- _TASK DESCRIPTION_
Should the word "true" occur in a line of the records, copy that line.

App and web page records
=== Begin Enclosure ===

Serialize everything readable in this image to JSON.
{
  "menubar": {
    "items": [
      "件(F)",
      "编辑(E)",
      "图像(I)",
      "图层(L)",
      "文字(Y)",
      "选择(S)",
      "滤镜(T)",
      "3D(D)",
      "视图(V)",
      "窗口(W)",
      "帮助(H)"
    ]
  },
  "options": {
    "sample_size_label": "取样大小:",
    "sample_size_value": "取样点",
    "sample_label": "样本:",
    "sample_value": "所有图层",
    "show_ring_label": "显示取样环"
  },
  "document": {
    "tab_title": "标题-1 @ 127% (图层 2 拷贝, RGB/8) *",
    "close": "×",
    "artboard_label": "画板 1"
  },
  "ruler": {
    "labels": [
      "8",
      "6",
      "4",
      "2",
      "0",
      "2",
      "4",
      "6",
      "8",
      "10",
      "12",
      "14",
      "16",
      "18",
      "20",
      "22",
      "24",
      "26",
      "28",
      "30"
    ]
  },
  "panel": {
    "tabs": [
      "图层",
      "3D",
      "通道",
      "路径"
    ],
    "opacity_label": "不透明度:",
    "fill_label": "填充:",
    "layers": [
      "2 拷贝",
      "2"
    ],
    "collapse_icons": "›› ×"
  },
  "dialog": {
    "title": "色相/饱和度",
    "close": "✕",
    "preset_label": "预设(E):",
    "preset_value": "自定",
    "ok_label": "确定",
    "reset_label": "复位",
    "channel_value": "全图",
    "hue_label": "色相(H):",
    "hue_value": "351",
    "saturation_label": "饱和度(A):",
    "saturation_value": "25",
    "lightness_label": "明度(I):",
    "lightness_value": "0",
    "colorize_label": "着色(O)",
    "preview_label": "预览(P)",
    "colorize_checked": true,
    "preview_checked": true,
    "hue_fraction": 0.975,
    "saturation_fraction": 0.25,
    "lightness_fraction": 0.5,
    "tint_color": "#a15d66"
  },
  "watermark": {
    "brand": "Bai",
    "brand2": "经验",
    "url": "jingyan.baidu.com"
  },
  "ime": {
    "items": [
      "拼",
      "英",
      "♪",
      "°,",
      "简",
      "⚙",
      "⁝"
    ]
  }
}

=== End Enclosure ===

- _SOLUTION TO THE EXERCISE_
    "colorize_checked": true,
    "preview_checked": true,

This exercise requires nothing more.